It’s a bonus when an appealingly odd character appears more than once — as is the case with “Sully” in Richard Russo’s Nobody’s Fool and later in Everybody’s Fool. Donald Sullivan is a brainy, funny blue-collar guy who’s comically unambitious.
There are of course eccentric types who appear in way more than two novels, aka series. J.K. Rowling’s Harry Potter books are certainly peopled with many a quirky cast member — including the spacey Luna Lovegood, to name just one. And, when you think about it, Lee Child’s Jack Reacher is a rather peculiar guy who roams from place to place meting out justice. No permanent home, carries little more than a toothbrush, and can even tell time to the minute without a watch.
Getting back to appeared-in-just-one-book characters, notable eccentrics include the silly/likable/delusional star of Miguel de Cervantes’ Don Quixote, the clairvoyant/telekinectic/distracted Clara del Valle Trueba of Isabel Allende’s The House of the Spirits, the strange/cruel/passionate Heathcliff of Emily Bronte’s Wuthering Heights, the slobby/antisocial/uproarious Ignatius J. Reilly of John Kennedy Toole’s A Confederacy of Dunces, the overeating/clownish/sympathetic Samson-Aaron of Herman Wouk’s Marjorie Morningstar, the brilliant/offbeat/anxiety-ridden architect title character of Maria Semple’s Where’d You Go, Bernadette, and Sylvie Fisher of Marilynne Robinson’s Housekeeping. The calm/independent Sylvie has wanderlust, eats dinner only in the dark, hoards magazine and newspapers…
I’ve barely scratched the surface in naming eccentric characters. Some of your favorites?
My literary-trivia book is described and can be purchased here: Fascinating Facts About Famous Fiction Authors and the Greatest Novels of All Time.

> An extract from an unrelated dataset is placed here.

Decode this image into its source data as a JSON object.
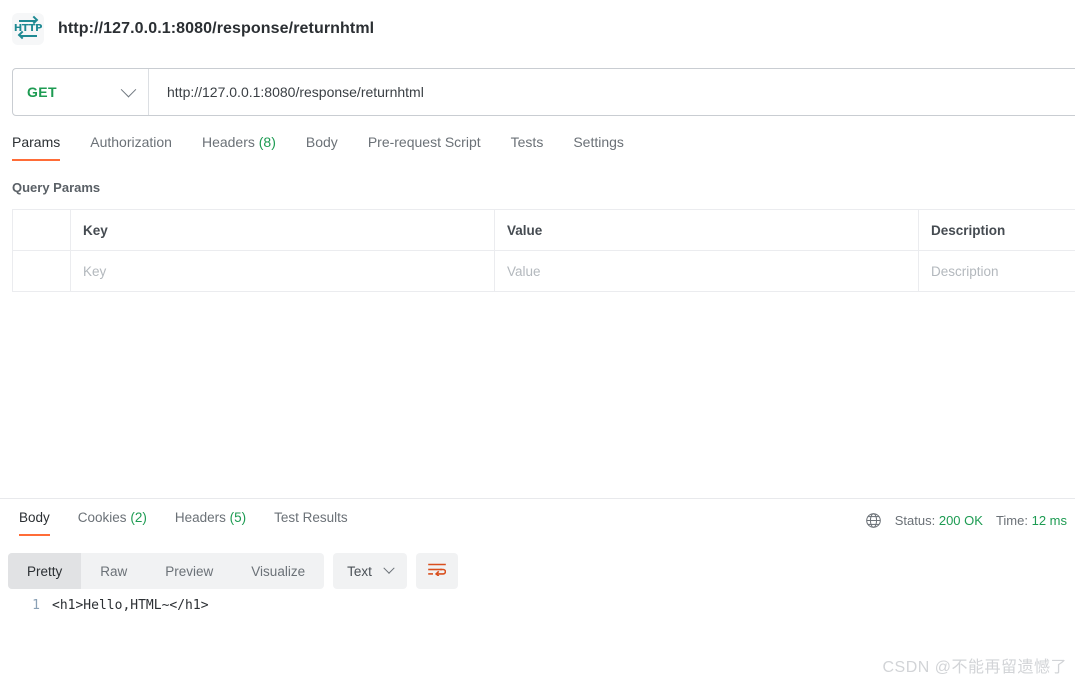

In addition to this weekly blog, I write the award-winning “Montclairvoyant” topical-humor column for Baristanet.com. The latest piece — about silver linings in the time of coronavirus — is here.